On food, memory and identity
I don't try to keep it a secret that I love to eat, in fact, I'd go as far as to say a lot of my friendships are based on a mutual love of eating. My social events are almost always accompanied by a meal, drink or dessert.
On my recent trip to Asia, my family was basically running on a schedule of running between restaurants and houses for yum cha or dinners. Anticipating yum cha with an uncle or aunt, we'd wake up in the late morning, wearily rolling out of bed (my preferred approach is the one-limb-at-a-time which takes approximately a quarter of an hour if I'm speedy), but slowly picking up the pace when our collective hunger grew to make us a little frantic.
Yum cha is not simply a Chinese brunch – it's a marathon event. One doesn't sit down and order – nuh uh. One particular morning we were at the PanXi restaurant, near the historic Lychee Bay area. We took our seats at a table and while waiting for the water to boil for our kung fu cha, Dad told my brother and I a story about how our grandfather used to come here in the summer, sipping on tea from mid-morning to afternoon, polishing off plates at a leisurely pace that would allow him to eat for hours, while periodically picking lychees from the fruit-laden trees that hung over him. Unlike here in Sydney, tea is served kung fu cha style, maximising the time to enjoy the tea and for conversation. According to Wiki, kung fu cha translates to 'making tea with skill', which in a yumcha context speaks to the Chinese appreciation of tea and the value it represents in social settings rather than the actual technicalities of brewing the Best Cuppa Ever™. The food comes out, plates at a time, each with morsels just enough to satisfy a craving you never knew you had (hence dim sum: to touch the heart).

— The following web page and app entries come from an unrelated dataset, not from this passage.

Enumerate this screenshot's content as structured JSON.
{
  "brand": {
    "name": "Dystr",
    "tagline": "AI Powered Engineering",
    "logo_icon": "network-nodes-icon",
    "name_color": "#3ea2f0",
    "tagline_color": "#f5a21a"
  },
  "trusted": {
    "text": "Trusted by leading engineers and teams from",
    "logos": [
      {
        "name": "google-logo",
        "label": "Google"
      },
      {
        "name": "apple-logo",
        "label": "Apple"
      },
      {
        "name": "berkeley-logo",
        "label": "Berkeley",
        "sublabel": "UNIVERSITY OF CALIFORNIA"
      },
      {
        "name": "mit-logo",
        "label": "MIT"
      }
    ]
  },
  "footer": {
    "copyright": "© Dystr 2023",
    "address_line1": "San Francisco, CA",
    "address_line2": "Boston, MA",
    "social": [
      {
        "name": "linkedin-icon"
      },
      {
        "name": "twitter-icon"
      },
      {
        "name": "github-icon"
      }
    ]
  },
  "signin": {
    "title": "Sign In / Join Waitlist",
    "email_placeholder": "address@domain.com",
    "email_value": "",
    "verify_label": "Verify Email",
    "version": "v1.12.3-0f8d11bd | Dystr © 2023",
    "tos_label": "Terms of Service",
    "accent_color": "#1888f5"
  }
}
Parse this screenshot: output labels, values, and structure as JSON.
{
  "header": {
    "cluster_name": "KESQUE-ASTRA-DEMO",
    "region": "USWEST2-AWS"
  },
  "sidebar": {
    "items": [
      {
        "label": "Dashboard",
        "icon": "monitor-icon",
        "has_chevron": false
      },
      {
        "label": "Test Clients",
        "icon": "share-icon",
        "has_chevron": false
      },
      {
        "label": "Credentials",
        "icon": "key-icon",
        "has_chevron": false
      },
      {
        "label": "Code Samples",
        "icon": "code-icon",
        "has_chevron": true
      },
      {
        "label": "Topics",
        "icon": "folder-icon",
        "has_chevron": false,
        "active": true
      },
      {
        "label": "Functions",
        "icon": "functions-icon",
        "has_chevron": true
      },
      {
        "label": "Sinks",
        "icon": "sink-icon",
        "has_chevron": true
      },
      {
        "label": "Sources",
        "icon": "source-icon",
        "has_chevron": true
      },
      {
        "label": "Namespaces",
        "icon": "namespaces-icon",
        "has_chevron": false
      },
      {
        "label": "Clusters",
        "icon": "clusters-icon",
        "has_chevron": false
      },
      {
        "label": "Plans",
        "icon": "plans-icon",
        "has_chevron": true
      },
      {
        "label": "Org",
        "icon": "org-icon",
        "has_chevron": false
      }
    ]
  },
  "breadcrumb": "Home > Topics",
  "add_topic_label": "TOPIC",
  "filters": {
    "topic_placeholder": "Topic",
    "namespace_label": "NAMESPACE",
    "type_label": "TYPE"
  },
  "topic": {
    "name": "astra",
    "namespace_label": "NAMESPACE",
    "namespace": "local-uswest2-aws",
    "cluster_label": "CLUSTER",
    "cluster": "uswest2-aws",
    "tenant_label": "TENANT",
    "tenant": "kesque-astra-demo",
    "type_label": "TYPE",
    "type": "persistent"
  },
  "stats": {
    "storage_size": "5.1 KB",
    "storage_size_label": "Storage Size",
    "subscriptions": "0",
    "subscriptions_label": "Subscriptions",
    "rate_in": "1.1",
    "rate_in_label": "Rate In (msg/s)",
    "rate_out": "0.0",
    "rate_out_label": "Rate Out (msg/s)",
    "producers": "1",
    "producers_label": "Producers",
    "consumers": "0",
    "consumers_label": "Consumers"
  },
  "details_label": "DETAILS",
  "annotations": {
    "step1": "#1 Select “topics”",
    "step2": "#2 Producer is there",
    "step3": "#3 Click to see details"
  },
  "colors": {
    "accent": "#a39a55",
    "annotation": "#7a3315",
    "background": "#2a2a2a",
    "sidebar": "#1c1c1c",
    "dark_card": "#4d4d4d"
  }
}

Upon returning to Sydney I was catching up on the current season of Mind of a Chef (highly recommended). This season's chef is Danny Bowien, whom I've been following for a year or two, but mainly for his association with Thursday's Geoff Rickly. What resonated with me about this season is the journey by which Danny found himself, as the adopted Korean son of two American parents, through cooking Chinese food at Mission Chinese. He's defined and still is defining his own identity through what he makes and being acquainted with Korean culture through his wife.
It'd be very Eat, Pray, Love of me to say I find myself through food, but it's not entirely untrue..? It's weird growing up as an immigrant in Western culture but knowing very little of my background. Sometimes I feel as if I'm a bit of a hack, but I definitely felt closer to my culture overseas, but I'm not sure if I'm seeing it through Western eyes because everything seems new and novel. My school lunches were peanut butter between two slices of Wonder White (I upgraded to multi-grain somewhere in the later stages of primary school), I didn't have ethnic food that other school kids teased me about as is so often depicted in TV programmes or movies, partly due to being enrolled in a school with probably the highest concentration of Asians in the state. In adulthood, despite my natural inclination to try new cuisines and dishes, I've never really pursued Chinese cuisine, but put me in a Chinese restaurant and I'll start speaking in Mandarin to the staff. It's not even my native dialect!
I guess what this trip has spurred is an internal shift of trying to reconcile mixed messages from my youth and explore this nexus of culture, identity and memory through food. A big part of this is overcoming this lifelong misconception that it's not cool or trendy to be anything other than white and outdoorsy. I can't change my facial features (special thanks the girls who teased me in Year 1), my family (not that I want to) or have people take back all the confusion and pain I endured as a child, but I can open up a dialogue on my personal history and serve it to you as a side dish. ¯\_(ツ)_/¯
(Actually on second thoughts, MAIN DISH. I deserve to be a main.)